**What the task asks:** Write the records out again, unchanged.

**Information supplied:**
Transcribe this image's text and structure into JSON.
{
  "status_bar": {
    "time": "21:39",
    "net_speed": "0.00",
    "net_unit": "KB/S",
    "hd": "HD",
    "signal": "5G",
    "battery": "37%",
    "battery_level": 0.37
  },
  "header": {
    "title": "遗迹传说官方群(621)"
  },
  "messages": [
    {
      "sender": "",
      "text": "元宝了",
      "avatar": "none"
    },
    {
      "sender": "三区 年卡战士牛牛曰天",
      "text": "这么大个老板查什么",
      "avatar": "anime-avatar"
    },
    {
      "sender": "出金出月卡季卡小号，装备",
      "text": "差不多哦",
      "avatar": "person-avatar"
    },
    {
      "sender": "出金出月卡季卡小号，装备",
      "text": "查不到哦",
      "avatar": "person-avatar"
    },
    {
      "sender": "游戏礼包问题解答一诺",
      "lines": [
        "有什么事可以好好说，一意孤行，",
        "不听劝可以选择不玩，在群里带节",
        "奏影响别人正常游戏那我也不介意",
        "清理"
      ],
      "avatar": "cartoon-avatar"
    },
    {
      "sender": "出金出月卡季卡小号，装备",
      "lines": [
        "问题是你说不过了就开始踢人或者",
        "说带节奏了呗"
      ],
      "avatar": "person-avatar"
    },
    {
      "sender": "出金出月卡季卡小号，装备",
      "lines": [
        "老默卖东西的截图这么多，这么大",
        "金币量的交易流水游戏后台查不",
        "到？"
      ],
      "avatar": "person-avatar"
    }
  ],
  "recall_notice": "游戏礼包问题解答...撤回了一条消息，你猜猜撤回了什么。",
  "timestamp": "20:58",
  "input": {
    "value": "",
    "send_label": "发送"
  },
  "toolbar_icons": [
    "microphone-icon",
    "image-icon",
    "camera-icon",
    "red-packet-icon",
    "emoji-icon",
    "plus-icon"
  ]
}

**Response area:**
Transcribe this image's text and structure into JSON.
{
  "status_bar": {
    "time": "21:39",
    "net_speed": "0.00",
    "net_unit": "KB/S",
    "hd": "HD",
    "signal": "5G",
    "battery": "37%",
    "battery_level": 0.37
  },
  "header": {
    "title": "遗迹传说官方群(621)"
  },
  "messages": [
    {
      "sender": "",
      "text": "元宝了",
      "avatar": "none"
    },
    {
      "sender": "三区 年卡战士牛牛曰天",
      "text": "这么大个老板查什么",
      "avatar": "anime-avatar"
    },
    {
      "sender": "出金出月卡季卡小号，装备",
      "text": "差不多哦",
      "avatar": "person-avatar"
    },
    {
      "sender": "出金出月卡季卡小号，装备",
      "text": "查不到哦",
      "avatar": "person-avatar"
    },
    {
      "sender": "游戏礼包问题解答一诺",
      "lines": [
        "有什么事可以好好说，一意孤行，",
        "不听劝可以选择不玩，在群里带节",
        "奏影响别人正常游戏那我也不介意",
        "清理"
      ],
      "avatar": "cartoon-avatar"
    },
    {
      "sender": "出金出月卡季卡小号，装备",
      "lines": [
        "问题是你说不过了就开始踢人或者",
        "说带节奏了呗"
      ],
      "avatar": "person-avatar"
    },
    {
      "sender": "出金出月卡季卡小号，装备",
      "lines": [
        "老默卖东西的截图这么多，这么大",
        "金币量的交易流水游戏后台查不",
        "到？"
      ],
      "avatar": "person-avatar"
    }
  ],
  "recall_notice": "游戏礼包问题解答...撤回了一条消息，你猜猜撤回了什么。",
  "timestamp": "20:58",
  "input": {
    "value": "",
    "send_label": "发送"
  },
  "toolbar_icons": [
    "microphone-icon",
    "image-icon",
    "camera-icon",
    "red-packet-icon",
    "emoji-icon",
    "plus-icon"
  ]
}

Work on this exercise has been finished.